*To do*: Could you copy every record below exactly as it is written?

*The data*:
▬▬▬▬▬▬▬▬▬▬

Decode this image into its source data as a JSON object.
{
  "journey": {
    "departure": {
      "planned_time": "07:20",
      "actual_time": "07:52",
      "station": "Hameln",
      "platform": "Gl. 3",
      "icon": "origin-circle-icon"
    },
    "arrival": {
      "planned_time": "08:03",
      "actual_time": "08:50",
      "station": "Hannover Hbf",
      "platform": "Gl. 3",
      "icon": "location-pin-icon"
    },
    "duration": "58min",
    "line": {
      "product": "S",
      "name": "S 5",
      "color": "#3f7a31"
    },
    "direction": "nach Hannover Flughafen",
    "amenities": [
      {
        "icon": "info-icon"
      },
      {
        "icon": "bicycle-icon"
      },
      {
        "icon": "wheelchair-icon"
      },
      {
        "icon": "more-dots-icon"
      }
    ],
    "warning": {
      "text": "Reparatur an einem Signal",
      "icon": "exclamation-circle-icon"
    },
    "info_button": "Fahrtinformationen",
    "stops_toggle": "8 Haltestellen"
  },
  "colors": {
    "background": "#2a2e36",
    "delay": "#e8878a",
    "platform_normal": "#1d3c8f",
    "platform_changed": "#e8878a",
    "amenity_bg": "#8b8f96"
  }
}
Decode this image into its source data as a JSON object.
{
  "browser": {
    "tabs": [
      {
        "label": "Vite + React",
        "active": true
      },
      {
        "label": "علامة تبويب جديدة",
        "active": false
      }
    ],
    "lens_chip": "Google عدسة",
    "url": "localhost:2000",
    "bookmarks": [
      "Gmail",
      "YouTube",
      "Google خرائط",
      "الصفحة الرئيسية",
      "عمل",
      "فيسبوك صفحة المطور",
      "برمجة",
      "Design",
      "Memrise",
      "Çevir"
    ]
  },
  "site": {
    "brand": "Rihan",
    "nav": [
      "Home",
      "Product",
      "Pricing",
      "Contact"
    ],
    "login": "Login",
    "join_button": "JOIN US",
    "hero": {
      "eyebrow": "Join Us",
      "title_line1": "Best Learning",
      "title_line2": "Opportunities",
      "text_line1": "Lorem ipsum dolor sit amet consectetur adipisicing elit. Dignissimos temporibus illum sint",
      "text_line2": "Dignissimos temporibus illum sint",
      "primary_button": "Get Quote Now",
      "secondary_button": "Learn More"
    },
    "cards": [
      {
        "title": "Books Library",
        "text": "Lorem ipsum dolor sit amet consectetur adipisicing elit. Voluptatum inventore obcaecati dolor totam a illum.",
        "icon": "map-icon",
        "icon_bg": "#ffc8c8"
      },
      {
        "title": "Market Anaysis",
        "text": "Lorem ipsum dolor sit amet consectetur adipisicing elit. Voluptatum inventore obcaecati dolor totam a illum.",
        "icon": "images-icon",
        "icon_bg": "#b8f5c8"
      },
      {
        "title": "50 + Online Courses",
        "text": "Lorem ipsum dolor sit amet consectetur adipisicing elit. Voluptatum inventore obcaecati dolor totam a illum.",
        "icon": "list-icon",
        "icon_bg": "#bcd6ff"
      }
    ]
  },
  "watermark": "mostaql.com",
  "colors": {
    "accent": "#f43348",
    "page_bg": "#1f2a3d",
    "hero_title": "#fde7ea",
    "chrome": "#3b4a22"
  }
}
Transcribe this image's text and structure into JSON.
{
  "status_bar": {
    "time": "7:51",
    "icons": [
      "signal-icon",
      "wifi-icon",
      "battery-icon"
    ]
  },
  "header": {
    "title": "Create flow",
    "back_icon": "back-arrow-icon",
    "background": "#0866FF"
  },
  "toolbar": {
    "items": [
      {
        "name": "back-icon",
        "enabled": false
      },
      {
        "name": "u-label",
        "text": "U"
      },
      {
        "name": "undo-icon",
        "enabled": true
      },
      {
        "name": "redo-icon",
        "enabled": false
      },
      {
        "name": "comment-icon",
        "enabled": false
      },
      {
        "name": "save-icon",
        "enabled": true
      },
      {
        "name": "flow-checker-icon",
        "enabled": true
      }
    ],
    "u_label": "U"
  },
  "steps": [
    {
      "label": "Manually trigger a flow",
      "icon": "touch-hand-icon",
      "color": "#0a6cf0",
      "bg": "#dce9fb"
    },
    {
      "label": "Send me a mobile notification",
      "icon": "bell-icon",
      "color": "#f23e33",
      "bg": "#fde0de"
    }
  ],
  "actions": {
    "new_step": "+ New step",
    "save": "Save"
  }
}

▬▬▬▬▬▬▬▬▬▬

*The completed task*:
Decode this image into its source data as a JSON object.
{
  "journey": {
    "departure": {
      "planned_time": "07:20",
      "actual_time": "07:52",
      "station": "Hameln",
      "platform": "Gl. 3",
      "icon": "origin-circle-icon"
    },
    "arrival": {
      "planned_time": "08:03",
      "actual_time": "08:50",
      "station": "Hannover Hbf",
      "platform": "Gl. 3",
      "icon": "location-pin-icon"
    },
    "duration": "58min",
    "line": {
      "product": "S",
      "name": "S 5",
      "color": "#3f7a31"
    },
    "direction": "nach Hannover Flughafen",
    "amenities": [
      {
        "icon": "info-icon"
      },
      {
        "icon": "bicycle-icon"
      },
      {
        "icon": "wheelchair-icon"
      },
      {
        "icon": "more-dots-icon"
      }
    ],
    "warning": {
      "text": "Reparatur an einem Signal",
      "icon": "exclamation-circle-icon"
    },
    "info_button": "Fahrtinformationen",
    "stops_toggle": "8 Haltestellen"
  },
  "colors": {
    "background": "#2a2e36",
    "delay": "#e8878a",
    "platform_normal": "#1d3c8f",
    "platform_changed": "#e8878a",
    "amenity_bg": "#8b8f96"
  }
}
Decode this image into its source data as a JSON object.
{
  "browser": {
    "tabs": [
      {
        "label": "Vite + React",
        "active": true
      },
      {
        "label": "علامة تبويب جديدة",
        "active": false
      }
    ],
    "lens_chip": "Google عدسة",
    "url": "localhost:2000",
    "bookmarks": [
      "Gmail",
      "YouTube",
      "Google خرائط",
      "الصفحة الرئيسية",
      "عمل",
      "فيسبوك صفحة المطور",
      "برمجة",
      "Design",
      "Memrise",
      "Çevir"
    ]
  },
  "site": {
    "brand": "Rihan",
    "nav": [
      "Home",
      "Product",
      "Pricing",
      "Contact"
    ],
    "login": "Login",
    "join_button": "JOIN US",
    "hero": {
      "eyebrow": "Join Us",
      "title_line1": "Best Learning",
      "title_line2": "Opportunities",
      "text_line1": "Lorem ipsum dolor sit amet consectetur adipisicing elit. Dignissimos temporibus illum sint",
      "text_line2": "Dignissimos temporibus illum sint",
      "primary_button": "Get Quote Now",
      "secondary_button": "Learn More"
    },
    "cards": [
      {
        "title": "Books Library",
        "text": "Lorem ipsum dolor sit amet consectetur adipisicing elit. Voluptatum inventore obcaecati dolor totam a illum.",
        "icon": "map-icon",
        "icon_bg": "#ffc8c8"
      },
      {
        "title": "Market Anaysis",
        "text": "Lorem ipsum dolor sit amet consectetur adipisicing elit. Voluptatum inventore obcaecati dolor totam a illum.",
        "icon": "images-icon",
        "icon_bg": "#b8f5c8"
      },
      {
        "title": "50 + Online Courses",
        "text": "Lorem ipsum dolor sit amet consectetur adipisicing elit. Voluptatum inventore obcaecati dolor totam a illum.",
        "icon": "list-icon",
        "icon_bg": "#bcd6ff"
      }
    ]
  },
  "watermark": "mostaql.com",
  "colors": {
    "accent": "#f43348",
    "page_bg": "#1f2a3d",
    "hero_title": "#fde7ea",
    "chrome": "#3b4a22"
  }
}
Transcribe this image's text and structure into JSON.
{
  "status_bar": {
    "time": "7:51",
    "icons": [
      "signal-icon",
      "wifi-icon",
      "battery-icon"
    ]
  },
  "header": {
    "title": "Create flow",
    "back_icon": "back-arrow-icon",
    "background": "#0866FF"
  },
  "toolbar": {
    "items": [
      {
        "name": "back-icon",
        "enabled": false
      },
      {
        "name": "u-label",
        "text": "U"
      },
      {
        "name": "undo-icon",
        "enabled": true
      },
      {
        "name": "redo-icon",
        "enabled": false
      },
      {
        "name": "comment-icon",
        "enabled": false
      },
      {
        "name": "save-icon",
        "enabled": true
      },
      {
        "name": "flow-checker-icon",
        "enabled": true
      }
    ],
    "u_label": "U"
  },
  "steps": [
    {
      "label": "Manually trigger a flow",
      "icon": "touch-hand-icon",
      "color": "#0a6cf0",
      "bg": "#dce9fb"
    },
    {
      "label": "Send me a mobile notification",
      "icon": "bell-icon",
      "color": "#f23e33",
      "bg": "#fde0de"
    }
  ],
  "actions": {
    "new_step": "+ New step",
    "save": "Save"
  }
}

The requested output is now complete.